served as an important ford for merchandise for the
Wallachian plain from Histria and the other colonies.
Opposite Carsium, on the left side of the Danube, one of
the river's major tributaries, the Jalomitza, crosses the
plain and becomes an important commercial artery for
the Getaean settlements located in this area.
Carsium became part of the limes before the time of
Trajan and was closely linked to the other military garrisons, especially Capidava and Troesmis, by means of
the great Roman road that flanked the right bank of the
river. The importance of this artery may be judged by
the numerous times it was repaired between the reigns
of Marcus Aurelius and Diocletian.
Already from the Republican period, together with the
other centers along the right bank of the Danube, Carsium became part of the governmental formation of the
Odrysae, and more precisely of the Roman territorial
organization named the Ripa Thraciae. A real castrum
was built at Carsium in 103 during the Dacian wars,
and it became part of the broader defensive system of
the limes. From the age of Trajan until the fall of the
Roman Empire, Carsium was continually reinforced, especially by troops of cavalry for rapid attack against the
Daco-Getae who infiltrated Scythia Minor from the
Wallachian plain or from Moldavia. These raids into
the barbaricum were planned to end this pressure on
Scythia Minor. That is to say, on the left bank of the
Danube across from Carsium was a propugnaculum
where a numerus Surorum sagittarium (CIL
quartered. Following this reinforcement of the garrison,
small agricultural settlements such as vicus Verobrittiani,
or later vicus Carporum, sprang up in the vicinity.
Nothing is known either of the form of the castrum
or of the arrangement of its monuments. Architectural
elements of several monuments from the Imperial age
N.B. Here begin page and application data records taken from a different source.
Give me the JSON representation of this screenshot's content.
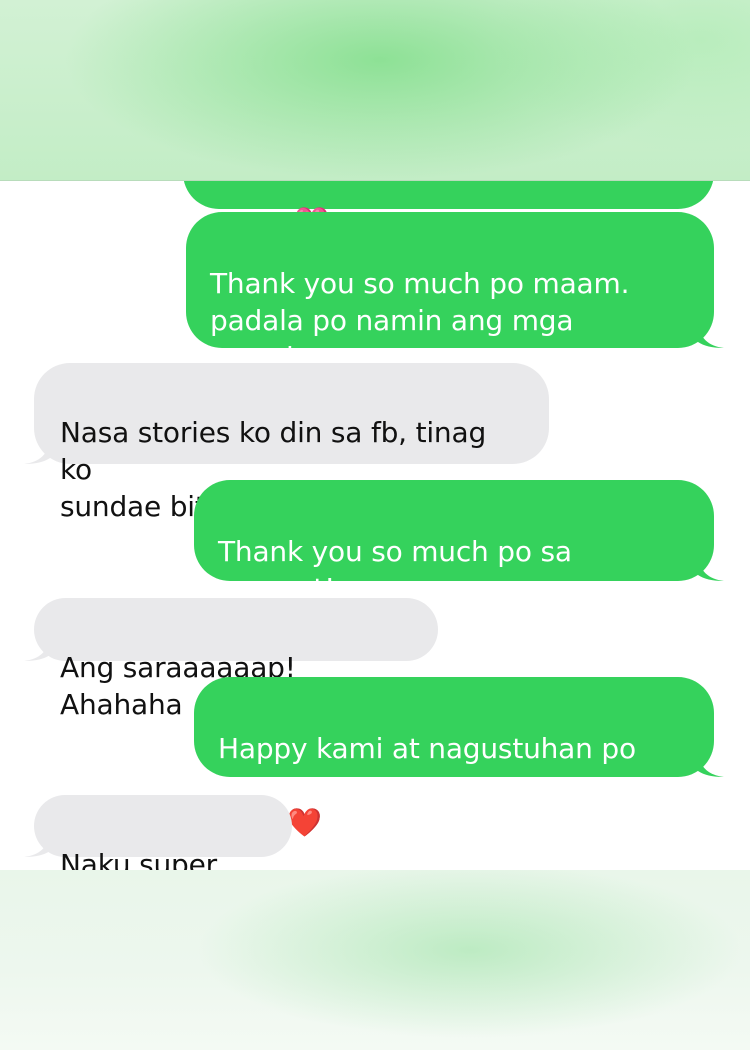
{
  "conversation": {
    "messages": [
      {
        "sender": "me",
        "text": "to you💝",
        "partial": true
      },
      {
        "sender": "me",
        "text": "Thank you so much po maam.\npadala po namin ang mga samples\nafter lunch💝💝"
      },
      {
        "sender": "them",
        "text": "Nasa stories ko din sa fb, tinag ko\nsundae bites ph :)"
      },
      {
        "sender": "me",
        "text": "Thank you so much po sa support!\n❤️❤️❤️"
      },
      {
        "sender": "them",
        "text": "Ang saraaaaaap! Ahahaha"
      },
      {
        "sender": "me",
        "text": "Happy kami at nagustuhan po nyo.\n❤️❤️❤️"
      },
      {
        "sender": "them",
        "text": "Naku super. ❤️"
      }
    ]
  },
  "colors": {
    "sent_bubble": "#35d25c",
    "received_bubble": "#e9e9eb",
    "background_green": "#c3edc6"
  }
}
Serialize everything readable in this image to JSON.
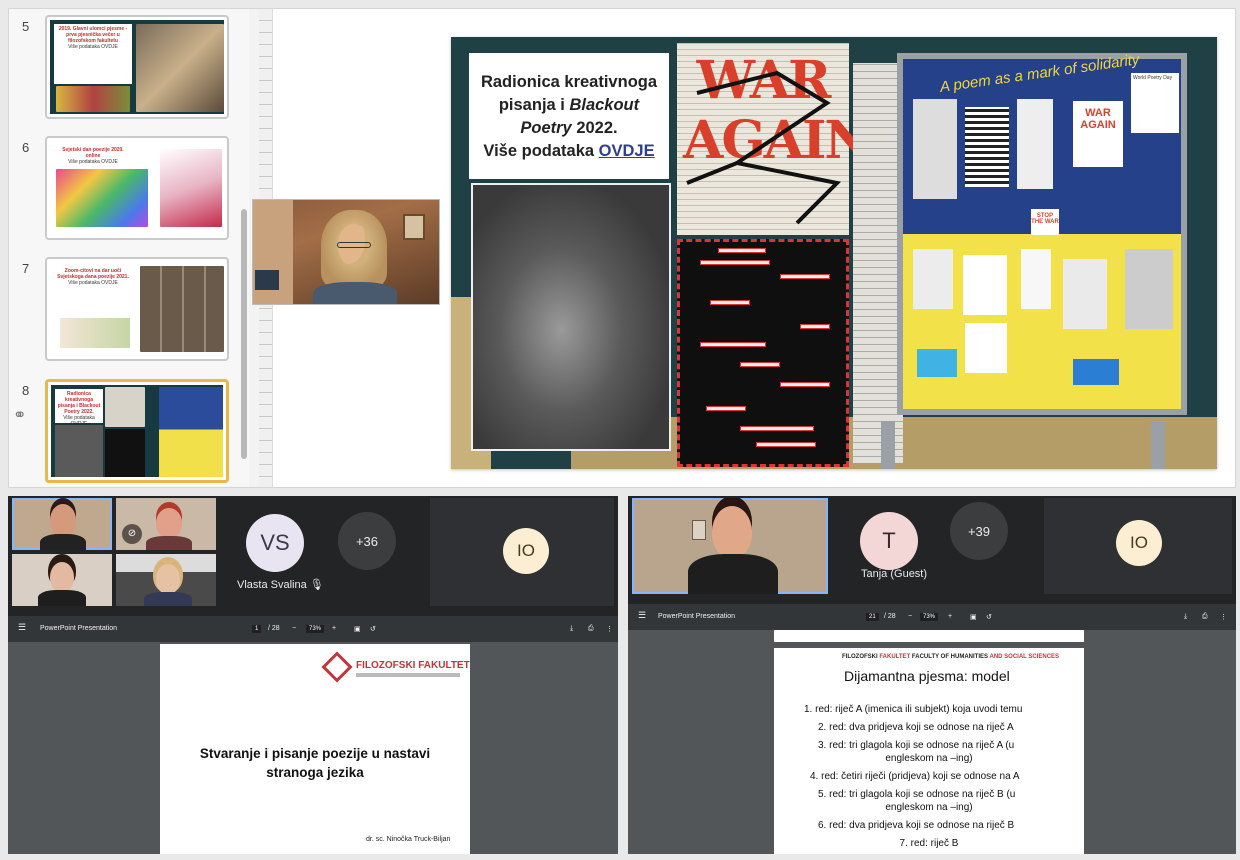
{
  "ppt": {
    "thumbnails": [
      {
        "num": "5",
        "title": "2019. Glavni ulomci pjesme - prva pjesnička večer u filozofskom fakultetu",
        "sub": "Više podataka OVDJE"
      },
      {
        "num": "6",
        "title": "Svjetski dan poezije 2020. online",
        "sub": "Više podataka OVDJE"
      },
      {
        "num": "7",
        "title": "Zoom-citovi na dar uoči Svjetskoga dana poezije 2021.",
        "sub": "Više podataka OVDJE"
      },
      {
        "num": "8",
        "title": "Radionica kreativnoga pisanja i Blackout Poetry 2022.",
        "sub": "Više podataka OVDJE"
      }
    ],
    "slide": {
      "title_line1": "Radionica kreativnoga",
      "title_line2a": "pisanja i ",
      "title_italic1": "Blackout",
      "title_italic2": "Poetry",
      "title_line3b": " 2022.",
      "more_text": "Više podataka ",
      "link": "OVDJE",
      "war_text": "WAR AGAIN",
      "board_heading": "A poem as a mark of solidarity",
      "board_corner": "World Poetry Day",
      "board_sign": "STOP THE WAR"
    }
  },
  "meet_left": {
    "avatar_initials": "VS",
    "avatar_name": "Vlasta Svalina",
    "more_count": "+36",
    "io_initials": "IO",
    "pdf": {
      "title": "PowerPoint Presentation",
      "page": "1",
      "pages": "/ 28",
      "zoom": "73%",
      "brand_a": "FILOZOFSKI",
      "brand_b": "FAKULTET",
      "slide_title": "Stvaranje i pisanje poezije u nastavi stranoga jezika",
      "author": "dr. sc. Ninočka Truck-Biljan"
    }
  },
  "meet_right": {
    "avatar_initial": "T",
    "avatar_name": "Tanja (Guest)",
    "more_count": "+39",
    "io_initials": "IO",
    "pdf": {
      "title": "PowerPoint Presentation",
      "page": "21",
      "pages": "/ 28",
      "zoom": "73%",
      "brand_a": "FILOZOFSKI",
      "brand_b": "FAKULTET",
      "brand_c": "FACULTY OF HUMANITIES",
      "brand_d": "AND SOCIAL SCIENCES",
      "heading": "Dijamantna pjesma: model",
      "items": [
        "1.   red: riječ A (imenica ili subjekt) koja uvodi temu",
        "2.   red: dva pridjeva koji se odnose na riječ A",
        "3.   red: tri glagola koji se odnose na riječ A (u",
        "engleskom na –ing)",
        "4.   red: četiri riječi (pridjeva) koji se odnose na A",
        "5.   red: tri glagola koji se odnose na riječ B (u",
        "engleskom na –ing)",
        "6.   red: dva pridjeva koji se odnose na riječ B",
        "7.   red: riječ B"
      ]
    }
  },
  "colors": {
    "selected_thumb": "#e8b94a",
    "meet_bg": "#232425",
    "avatar_vs": "#e9e4f2",
    "avatar_io": "#fbeed2",
    "avatar_t": "#f3d7d7",
    "war_red": "#d8402c"
  }
}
have been recognized however; and a bronze mask was
found that is a copy of a Hellenistic original.
The last precise notice of Carsium appeared at the
time of Diocletian when the Milites Scythici were quartered there.
BIBLIOGRAPHY. R. Vulpe, Histoire ancienne de la Dobroudja
(1938) passim; id. & I. Barnea, Din istoria Dobrogei
, II (1968) passim.